When is a uniform not a uniform? No, I'm not trying to get all philosophical with semi-pointless questions about how noisy falling trees are. I just want to take a look at the complicated relationship between uniforms and accessories.
Individualization vs Uniformity
The whole point of a uniform is to make everybody, well, uniform. Uniting all of your employees under a single cohesive look will make your business appear more professional and well-organized. That being said, you might want to consider allowing accessories or deviations from the standard uniform design if your company promotes a relaxed atmosphere or individual expression. Image source: Linkrandom.blogspot.com
Strict uniforms could come off as stifling, especially to younger crowds. Giving your employees a bit of leeway to allow for jewelry, hats, buttons, or other accessories will make your employees come off as a bit more trendy and fashionable. Restaurants are a pretty good example of this. Many diners promote a laid-back, family-friendly atmosphere that's all about good food and having fun. Employees in these establishments can often get away with wearing playful knick-knacks to promote the exciting atmosphere.
Variations on a Theme
Uniforms don't have to be perfectly identical to one another in order to be considered uniforms. You could select a central unifying theme and then provide uniforms within that theme.
For example, I went to a restaurant a while ago that used red and sharp fashion as its unifying themes. The waiters wore dress paints and red dress shirts. The manager wore a white dress shirt with a red tie, a blazer, and a red handkerchief in his blazer pocket. The bartenders wore red dress shirts with a black vest. Each of these uniforms included a custom embroidered logo of the restaurant. Despite the fact that there were three separate uniforms, it all felt very coherent because of the consistency in color and style.
Accessories in the Dress Code
If you don't tell your employees that accessories are banned, then you shouldn't be surprised if your employees start showing up to work with bracelets, flashy hair pins, or huge belt buckles. It's critical that you create a very clear policy on accessories in your dress code. Keep in mind that accessories aren't necessarily bad for your business as long as you use them correctly. If you do allow accessories, encourage accessories that fit well with the overall image of your business. If you own a fine dining restaurant, keep accessories to a minimum and make sure that any accessories are simple and elegant, like gold necklaces.

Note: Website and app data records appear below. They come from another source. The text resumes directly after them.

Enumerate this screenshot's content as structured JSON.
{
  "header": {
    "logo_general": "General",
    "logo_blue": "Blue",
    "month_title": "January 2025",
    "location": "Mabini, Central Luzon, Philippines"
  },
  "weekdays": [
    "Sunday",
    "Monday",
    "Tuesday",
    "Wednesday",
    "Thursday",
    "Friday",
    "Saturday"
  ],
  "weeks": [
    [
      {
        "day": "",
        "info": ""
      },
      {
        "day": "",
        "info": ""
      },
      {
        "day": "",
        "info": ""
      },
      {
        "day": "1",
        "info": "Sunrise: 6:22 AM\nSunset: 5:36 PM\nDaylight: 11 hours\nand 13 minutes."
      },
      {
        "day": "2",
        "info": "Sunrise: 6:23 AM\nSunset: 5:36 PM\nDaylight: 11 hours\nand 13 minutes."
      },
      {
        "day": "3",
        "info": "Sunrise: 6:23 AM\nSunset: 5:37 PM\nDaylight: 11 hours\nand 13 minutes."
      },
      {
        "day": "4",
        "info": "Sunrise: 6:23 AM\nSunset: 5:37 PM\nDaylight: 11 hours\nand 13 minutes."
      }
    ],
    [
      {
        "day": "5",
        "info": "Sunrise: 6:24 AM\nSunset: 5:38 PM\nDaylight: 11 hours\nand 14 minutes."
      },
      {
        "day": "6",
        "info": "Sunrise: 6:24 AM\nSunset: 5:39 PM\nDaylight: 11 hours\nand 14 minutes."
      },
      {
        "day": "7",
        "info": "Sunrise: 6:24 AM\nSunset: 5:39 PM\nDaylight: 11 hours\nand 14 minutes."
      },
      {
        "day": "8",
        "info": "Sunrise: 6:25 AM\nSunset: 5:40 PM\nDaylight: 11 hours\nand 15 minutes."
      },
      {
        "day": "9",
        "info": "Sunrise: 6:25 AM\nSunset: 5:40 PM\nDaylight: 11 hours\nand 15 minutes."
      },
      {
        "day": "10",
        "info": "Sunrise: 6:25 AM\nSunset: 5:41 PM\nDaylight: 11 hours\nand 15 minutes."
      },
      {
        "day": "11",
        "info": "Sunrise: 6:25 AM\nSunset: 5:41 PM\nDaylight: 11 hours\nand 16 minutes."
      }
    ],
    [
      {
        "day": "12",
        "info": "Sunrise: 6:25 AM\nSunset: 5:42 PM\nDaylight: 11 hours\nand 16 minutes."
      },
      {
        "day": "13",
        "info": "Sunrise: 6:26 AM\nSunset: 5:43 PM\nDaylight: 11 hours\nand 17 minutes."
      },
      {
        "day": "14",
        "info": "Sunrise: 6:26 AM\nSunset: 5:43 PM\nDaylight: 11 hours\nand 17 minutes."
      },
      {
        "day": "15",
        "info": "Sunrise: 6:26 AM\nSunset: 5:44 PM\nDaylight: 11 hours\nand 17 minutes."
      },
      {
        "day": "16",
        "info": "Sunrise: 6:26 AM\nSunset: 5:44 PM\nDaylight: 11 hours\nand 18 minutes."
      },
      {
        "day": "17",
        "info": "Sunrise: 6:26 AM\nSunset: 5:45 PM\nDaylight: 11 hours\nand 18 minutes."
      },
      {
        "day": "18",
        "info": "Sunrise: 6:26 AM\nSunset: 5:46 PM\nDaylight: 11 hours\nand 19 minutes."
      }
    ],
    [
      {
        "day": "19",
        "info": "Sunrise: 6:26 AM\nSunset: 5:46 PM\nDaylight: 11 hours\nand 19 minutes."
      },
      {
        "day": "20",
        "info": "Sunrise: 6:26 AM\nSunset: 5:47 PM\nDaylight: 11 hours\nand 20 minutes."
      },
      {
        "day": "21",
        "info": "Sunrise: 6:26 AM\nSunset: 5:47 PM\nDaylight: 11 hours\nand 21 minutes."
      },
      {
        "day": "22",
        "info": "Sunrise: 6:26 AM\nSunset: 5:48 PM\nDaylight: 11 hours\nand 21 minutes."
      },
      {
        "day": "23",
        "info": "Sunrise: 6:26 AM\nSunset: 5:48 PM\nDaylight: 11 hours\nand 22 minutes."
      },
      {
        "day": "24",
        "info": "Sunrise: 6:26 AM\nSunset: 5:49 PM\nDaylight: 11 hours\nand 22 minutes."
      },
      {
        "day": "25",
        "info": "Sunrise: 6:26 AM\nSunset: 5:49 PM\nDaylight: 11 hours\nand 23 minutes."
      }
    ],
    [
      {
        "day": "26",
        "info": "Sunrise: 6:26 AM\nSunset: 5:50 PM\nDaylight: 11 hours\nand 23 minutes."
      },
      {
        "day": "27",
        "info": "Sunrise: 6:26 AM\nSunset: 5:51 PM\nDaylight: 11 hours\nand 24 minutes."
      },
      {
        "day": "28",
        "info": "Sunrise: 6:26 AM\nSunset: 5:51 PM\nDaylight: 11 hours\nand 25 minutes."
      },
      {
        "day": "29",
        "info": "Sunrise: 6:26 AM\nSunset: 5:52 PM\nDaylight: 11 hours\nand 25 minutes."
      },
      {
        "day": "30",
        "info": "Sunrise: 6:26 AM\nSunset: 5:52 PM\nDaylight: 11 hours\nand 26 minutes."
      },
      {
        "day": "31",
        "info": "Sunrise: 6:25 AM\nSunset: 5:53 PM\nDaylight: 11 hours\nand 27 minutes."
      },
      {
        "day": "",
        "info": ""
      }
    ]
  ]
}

If you're running a sports bar, it might be perfectly acceptable to let employees show up to work wearing gear from the local sports team. Sports fans will appreciate it and it will promote an exciting sports bar atmosphere.